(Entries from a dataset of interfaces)
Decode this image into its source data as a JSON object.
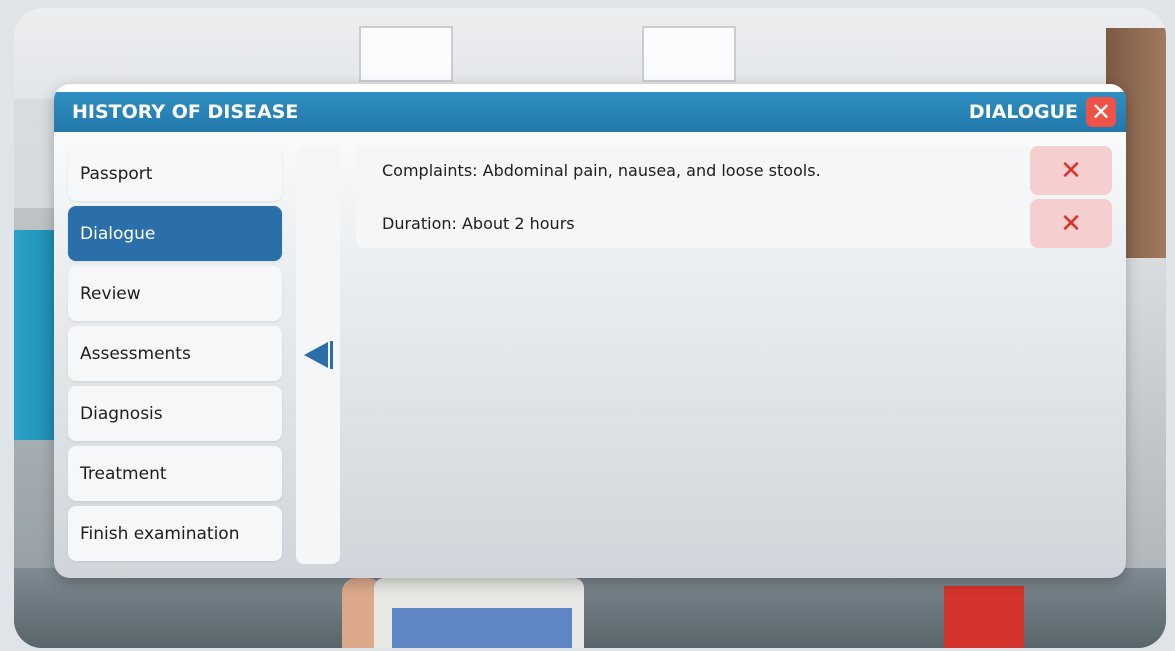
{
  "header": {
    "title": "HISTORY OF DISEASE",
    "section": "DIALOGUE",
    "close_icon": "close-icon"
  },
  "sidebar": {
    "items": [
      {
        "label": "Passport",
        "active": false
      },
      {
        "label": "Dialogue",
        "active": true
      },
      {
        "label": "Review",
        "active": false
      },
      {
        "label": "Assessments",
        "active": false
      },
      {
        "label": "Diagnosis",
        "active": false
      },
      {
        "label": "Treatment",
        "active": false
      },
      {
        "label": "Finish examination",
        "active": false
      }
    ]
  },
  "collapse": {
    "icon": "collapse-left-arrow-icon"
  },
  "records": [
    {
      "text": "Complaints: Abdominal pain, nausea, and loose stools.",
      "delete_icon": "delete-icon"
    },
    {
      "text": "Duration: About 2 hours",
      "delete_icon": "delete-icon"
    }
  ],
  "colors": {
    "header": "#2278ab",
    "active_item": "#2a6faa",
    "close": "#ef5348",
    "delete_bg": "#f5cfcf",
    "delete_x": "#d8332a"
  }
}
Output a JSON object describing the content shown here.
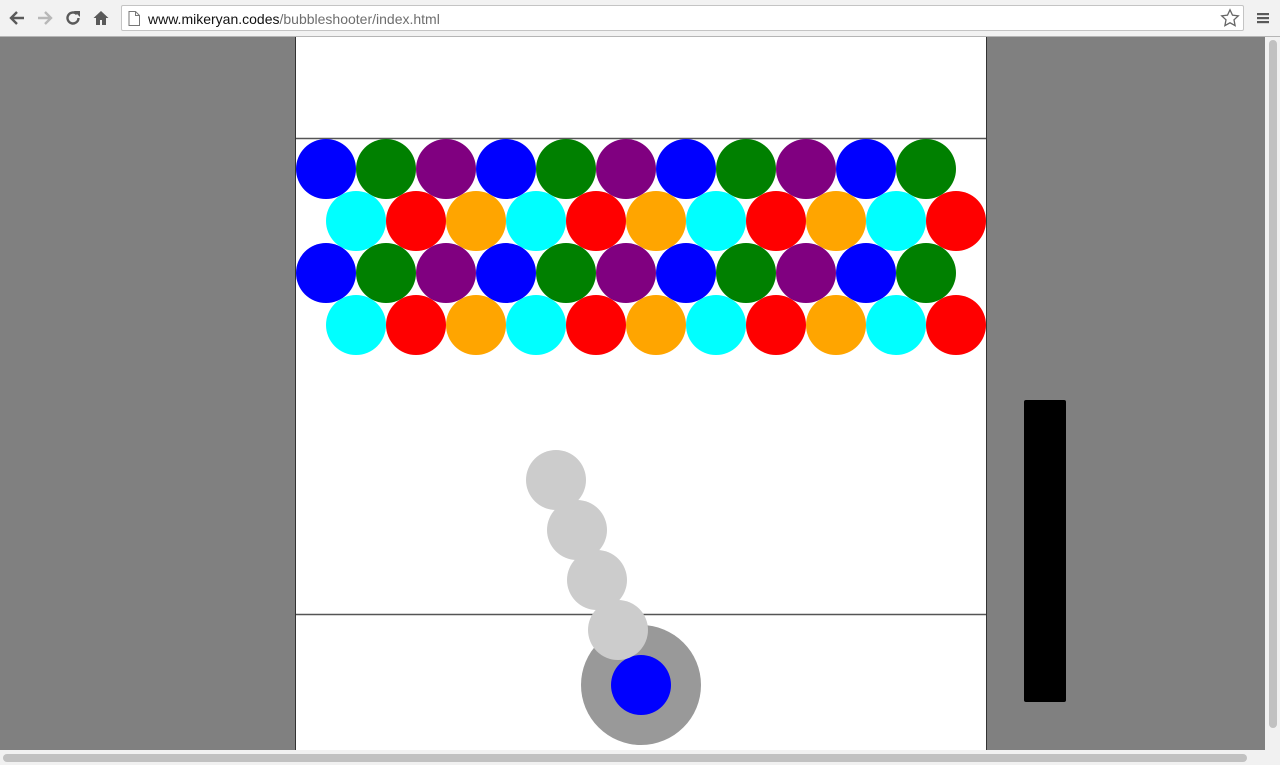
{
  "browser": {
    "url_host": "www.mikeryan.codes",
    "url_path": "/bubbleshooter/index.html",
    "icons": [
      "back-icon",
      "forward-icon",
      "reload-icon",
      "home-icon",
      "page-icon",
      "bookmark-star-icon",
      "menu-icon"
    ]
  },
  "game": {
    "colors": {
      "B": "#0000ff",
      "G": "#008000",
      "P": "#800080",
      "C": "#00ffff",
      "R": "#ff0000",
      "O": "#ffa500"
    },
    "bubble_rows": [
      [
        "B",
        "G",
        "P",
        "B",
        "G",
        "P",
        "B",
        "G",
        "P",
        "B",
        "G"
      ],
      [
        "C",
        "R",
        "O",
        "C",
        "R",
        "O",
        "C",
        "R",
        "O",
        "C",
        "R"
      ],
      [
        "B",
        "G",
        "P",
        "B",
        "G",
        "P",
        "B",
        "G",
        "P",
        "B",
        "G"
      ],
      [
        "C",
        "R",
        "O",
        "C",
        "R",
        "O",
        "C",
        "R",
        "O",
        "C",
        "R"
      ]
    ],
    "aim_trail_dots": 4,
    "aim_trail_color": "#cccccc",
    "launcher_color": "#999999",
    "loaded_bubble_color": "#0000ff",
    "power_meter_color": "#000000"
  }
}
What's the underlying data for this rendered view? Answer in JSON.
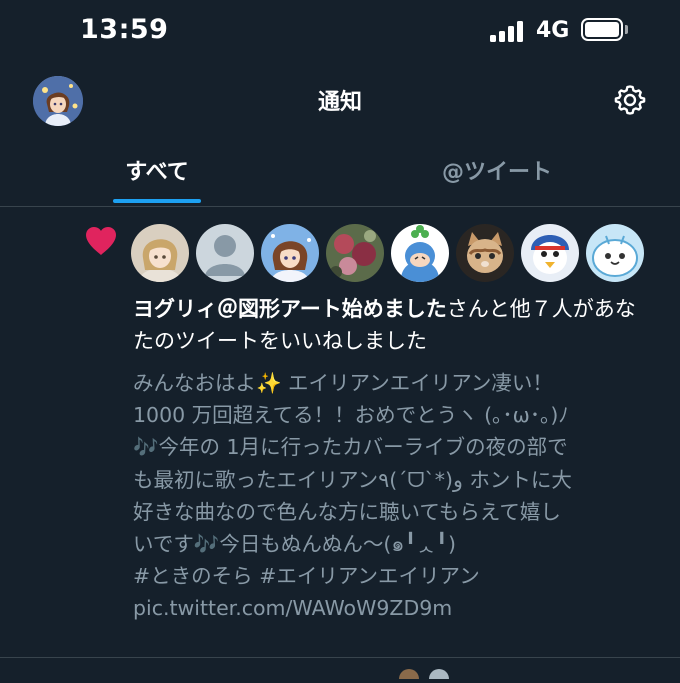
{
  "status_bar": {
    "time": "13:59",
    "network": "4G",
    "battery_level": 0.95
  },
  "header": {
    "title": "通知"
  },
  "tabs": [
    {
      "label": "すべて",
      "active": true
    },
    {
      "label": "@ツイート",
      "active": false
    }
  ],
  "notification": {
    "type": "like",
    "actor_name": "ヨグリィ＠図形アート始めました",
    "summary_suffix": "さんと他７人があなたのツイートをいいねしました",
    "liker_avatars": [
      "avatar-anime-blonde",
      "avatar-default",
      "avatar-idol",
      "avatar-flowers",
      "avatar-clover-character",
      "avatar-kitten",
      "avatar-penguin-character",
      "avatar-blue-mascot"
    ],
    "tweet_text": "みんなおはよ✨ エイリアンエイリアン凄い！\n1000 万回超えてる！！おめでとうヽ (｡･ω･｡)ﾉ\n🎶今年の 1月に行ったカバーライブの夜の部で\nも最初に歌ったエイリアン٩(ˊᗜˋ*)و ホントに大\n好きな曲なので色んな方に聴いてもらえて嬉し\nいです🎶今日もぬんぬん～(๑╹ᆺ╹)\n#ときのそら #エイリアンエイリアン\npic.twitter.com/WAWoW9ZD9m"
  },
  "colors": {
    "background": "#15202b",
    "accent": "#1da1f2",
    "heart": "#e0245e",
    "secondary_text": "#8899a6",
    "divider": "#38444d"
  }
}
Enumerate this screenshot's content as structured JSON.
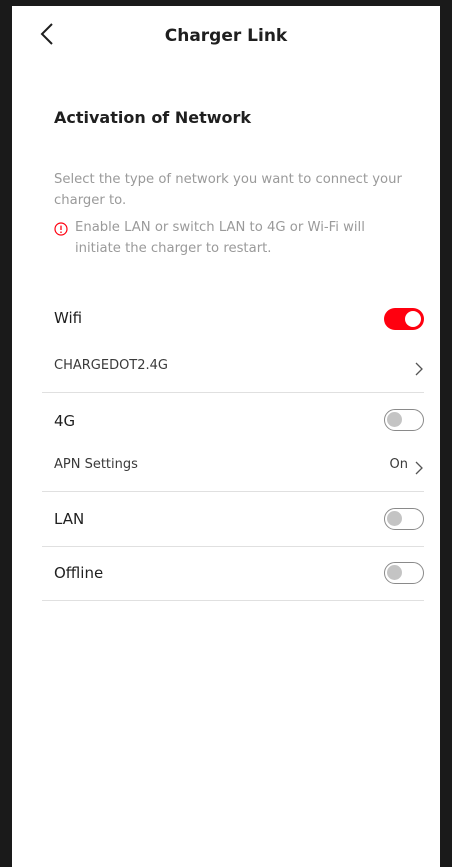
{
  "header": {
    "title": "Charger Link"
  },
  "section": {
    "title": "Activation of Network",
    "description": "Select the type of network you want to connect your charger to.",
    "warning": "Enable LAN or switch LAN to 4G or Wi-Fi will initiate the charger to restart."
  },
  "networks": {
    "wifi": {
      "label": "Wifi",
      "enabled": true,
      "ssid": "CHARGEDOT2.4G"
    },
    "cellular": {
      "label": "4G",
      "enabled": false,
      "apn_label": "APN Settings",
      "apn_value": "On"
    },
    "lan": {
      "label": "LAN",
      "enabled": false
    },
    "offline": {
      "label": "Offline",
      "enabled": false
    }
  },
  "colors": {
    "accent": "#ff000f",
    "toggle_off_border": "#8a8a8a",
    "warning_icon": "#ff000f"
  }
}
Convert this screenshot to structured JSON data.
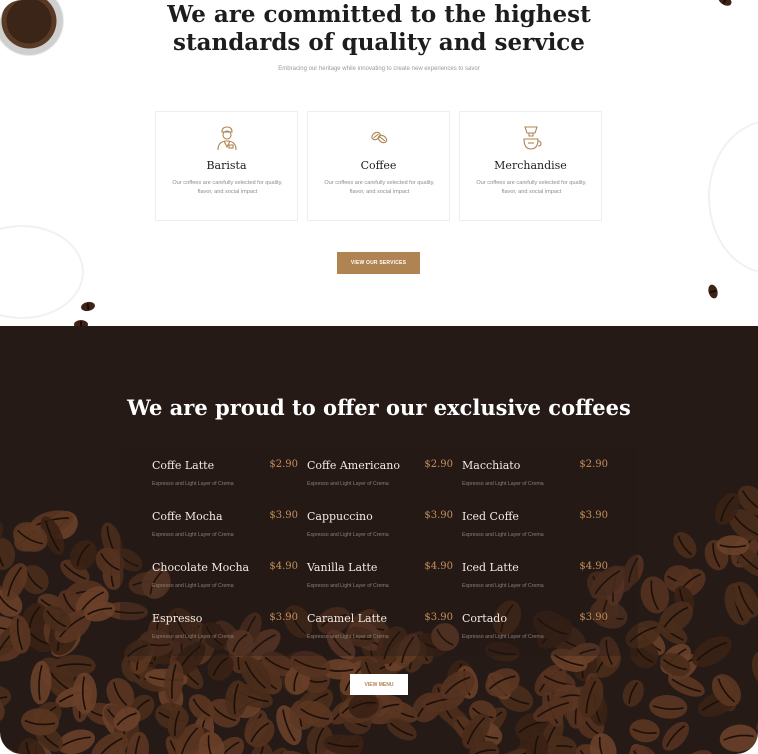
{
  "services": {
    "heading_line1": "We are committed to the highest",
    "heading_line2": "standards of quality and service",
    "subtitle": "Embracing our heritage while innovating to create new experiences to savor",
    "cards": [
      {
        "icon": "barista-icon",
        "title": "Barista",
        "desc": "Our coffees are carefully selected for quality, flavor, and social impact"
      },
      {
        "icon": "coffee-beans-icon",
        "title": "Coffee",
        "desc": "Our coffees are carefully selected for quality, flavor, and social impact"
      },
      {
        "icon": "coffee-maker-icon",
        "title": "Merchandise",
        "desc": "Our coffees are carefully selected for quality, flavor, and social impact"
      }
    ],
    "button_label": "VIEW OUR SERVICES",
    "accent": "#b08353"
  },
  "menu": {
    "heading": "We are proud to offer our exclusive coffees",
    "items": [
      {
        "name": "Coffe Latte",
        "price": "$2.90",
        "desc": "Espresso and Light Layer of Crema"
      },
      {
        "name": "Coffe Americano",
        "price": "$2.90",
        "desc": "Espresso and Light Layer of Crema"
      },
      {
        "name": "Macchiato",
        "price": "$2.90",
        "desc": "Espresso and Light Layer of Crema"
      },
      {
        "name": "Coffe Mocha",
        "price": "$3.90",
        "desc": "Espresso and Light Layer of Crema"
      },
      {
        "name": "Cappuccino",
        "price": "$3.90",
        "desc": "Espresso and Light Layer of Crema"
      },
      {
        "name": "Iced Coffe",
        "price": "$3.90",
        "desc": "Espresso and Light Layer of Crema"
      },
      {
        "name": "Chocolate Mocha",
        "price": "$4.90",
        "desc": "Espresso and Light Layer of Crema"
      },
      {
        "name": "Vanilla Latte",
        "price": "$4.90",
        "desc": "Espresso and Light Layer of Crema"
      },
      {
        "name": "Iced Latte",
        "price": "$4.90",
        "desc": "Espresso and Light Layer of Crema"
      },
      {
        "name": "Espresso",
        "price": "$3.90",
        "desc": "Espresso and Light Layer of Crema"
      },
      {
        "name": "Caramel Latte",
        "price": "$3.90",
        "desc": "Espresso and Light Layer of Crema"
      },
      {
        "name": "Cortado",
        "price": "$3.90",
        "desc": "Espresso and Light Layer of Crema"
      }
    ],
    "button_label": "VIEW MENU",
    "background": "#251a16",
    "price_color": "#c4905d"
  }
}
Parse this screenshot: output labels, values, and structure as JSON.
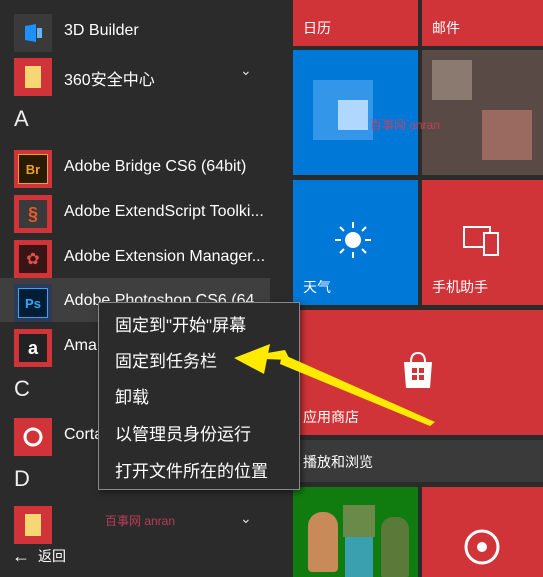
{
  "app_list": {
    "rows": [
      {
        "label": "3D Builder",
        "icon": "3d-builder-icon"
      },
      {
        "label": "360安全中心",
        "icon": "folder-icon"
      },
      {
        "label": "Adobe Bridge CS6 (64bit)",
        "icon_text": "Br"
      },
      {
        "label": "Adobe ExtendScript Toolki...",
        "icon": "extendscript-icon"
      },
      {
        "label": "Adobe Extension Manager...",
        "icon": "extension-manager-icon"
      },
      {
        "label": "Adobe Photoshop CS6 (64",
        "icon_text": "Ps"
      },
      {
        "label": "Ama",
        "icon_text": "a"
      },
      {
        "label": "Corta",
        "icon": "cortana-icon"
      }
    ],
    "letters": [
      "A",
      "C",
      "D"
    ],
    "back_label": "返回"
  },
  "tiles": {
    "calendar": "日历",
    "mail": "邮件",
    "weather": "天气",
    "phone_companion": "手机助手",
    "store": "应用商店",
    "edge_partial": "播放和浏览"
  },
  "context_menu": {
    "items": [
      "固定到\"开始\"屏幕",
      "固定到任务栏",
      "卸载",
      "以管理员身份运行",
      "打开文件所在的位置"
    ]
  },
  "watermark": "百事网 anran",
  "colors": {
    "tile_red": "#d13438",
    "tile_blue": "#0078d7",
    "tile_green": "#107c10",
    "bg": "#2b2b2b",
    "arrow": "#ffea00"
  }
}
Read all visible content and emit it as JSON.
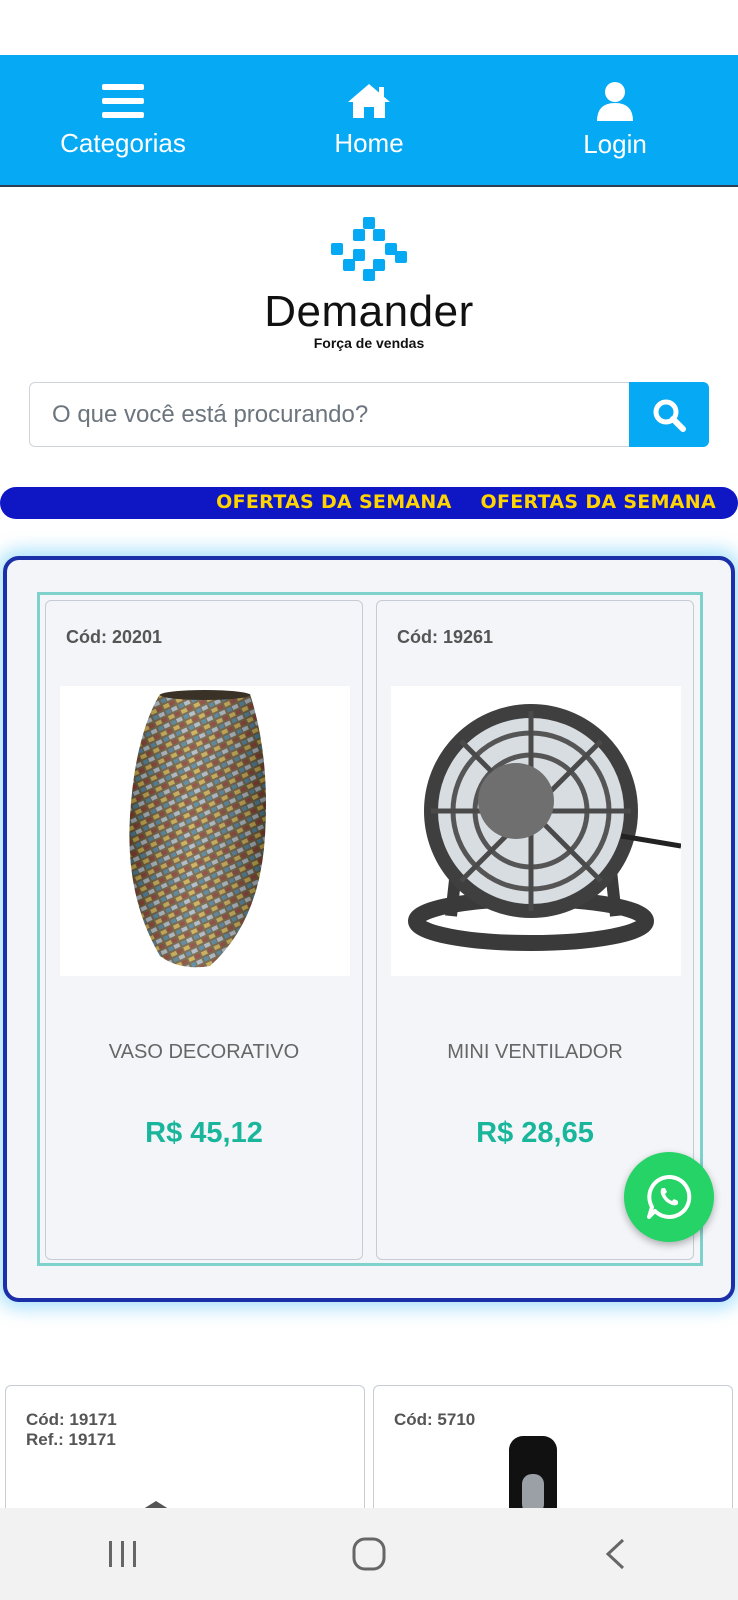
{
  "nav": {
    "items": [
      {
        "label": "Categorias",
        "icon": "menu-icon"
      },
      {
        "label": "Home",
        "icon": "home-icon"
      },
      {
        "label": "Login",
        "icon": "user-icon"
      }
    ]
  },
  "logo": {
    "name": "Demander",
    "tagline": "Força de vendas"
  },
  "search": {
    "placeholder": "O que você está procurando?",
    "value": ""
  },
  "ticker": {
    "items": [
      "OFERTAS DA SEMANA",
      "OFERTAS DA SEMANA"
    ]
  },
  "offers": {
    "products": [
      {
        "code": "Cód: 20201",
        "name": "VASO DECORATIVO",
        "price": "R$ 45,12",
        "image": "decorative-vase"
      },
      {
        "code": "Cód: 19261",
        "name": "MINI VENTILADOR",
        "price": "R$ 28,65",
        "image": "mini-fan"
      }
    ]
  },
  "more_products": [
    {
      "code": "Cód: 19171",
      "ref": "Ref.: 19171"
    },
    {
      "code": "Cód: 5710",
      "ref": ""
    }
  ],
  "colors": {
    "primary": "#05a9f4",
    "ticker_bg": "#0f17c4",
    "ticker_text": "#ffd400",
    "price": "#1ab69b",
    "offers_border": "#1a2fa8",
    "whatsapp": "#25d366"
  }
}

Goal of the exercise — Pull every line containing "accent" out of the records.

Response to the exercise —
    "accent": "#1da1f2",
    "accent": "#ff000f",
    "accent": "#b08353"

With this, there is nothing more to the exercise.